Anotherrecommendation to improve the understanding of the topic andmathematics in general is to use manipulative as it helps developlearners’ understanding of fraction ideas. Manipulative the studentto construct mental referents, which are essential when performingfraction problems (Hults& Creative Teaching Press, 2002).
Lessonslearnt from the teaching of this lesson (Beaveret al, 2013)
Asa teacher, there was plenty to learn from the lesson.

One lesson learnt is what are the effective tools, and methods that are good for teaching grade 3 learners

It is not the concept behind fraction that is difficult for the learners, but instead the fraction operations such as addition, subtraction, divisions and multiplication that can be confusing to the learner.

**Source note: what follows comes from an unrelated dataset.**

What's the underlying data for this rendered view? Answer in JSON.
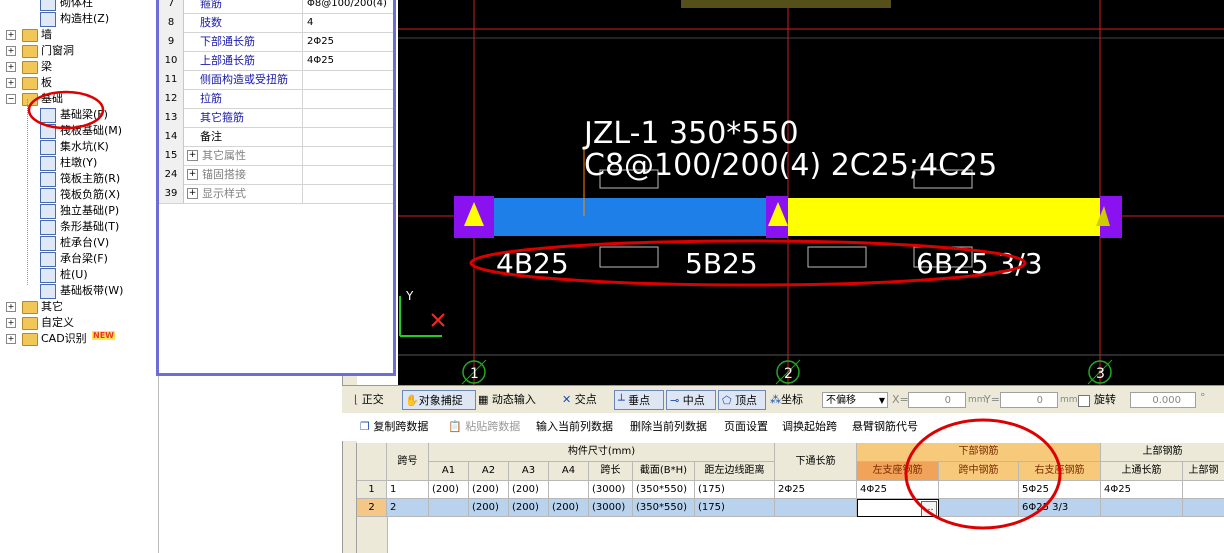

Problems in operations on fractions should be delayed and taught after the concepts and ideas in the equivalence and order of fractions are effectively established.

At this, fractions operations should only involve fractions with denominators which are less 10
Strategiesfor Supporting Classroom Discussions
Withreference to, the Van de Walle book, some of the essential highquality strategies essential for supporting classroom discussioninclude (Vanet al, 2013)

Choosing high level mathematic tasks for the classroom work and for the learners

Drawing conclusions and summarizing discussions

Plan and examine questions

Allow student thinking to shape the classroom discussions

Attend to the classroom culture
Inconclusion, the concept of fractions has remained a complex one amonglearners and especially at lower levels. However, with ample time anddiverse resources as well as the experience and mathematical models,children can develop positive attribute to maths as well as rigorousand deep understanding of the subject. From the practicum attended,it was positive developments as a teacher, helping the learnersunderstand the topic.
References
Beaver,C., Burton, L. J., Fung, M. G. G., Kruczek, K., & MathematicalAssociation of America.
(2013). Resourcesfor preparing middle school mathematics teachers.Washington, DC: Mathematical Association of America.
Hults,A., & Creative Teaching Press. (2002). Thirdgrademath minutes: One hundred minutes
tobetter basic skills.Huntington Beach, CA: Creative Teaching Press.
Van,. W. J. A., & Lovin, L. A. H. (2006). Teachingstudentcentered mathematics.Boston:
Pearson/Allynand Bacon.
Van,. W. J. A., Folk, S., BayWilliams, J. M., McGarvey, L. M., &Karp, K. S.
(2013).Elementaryand middle school mathematics: Teaching developmentally.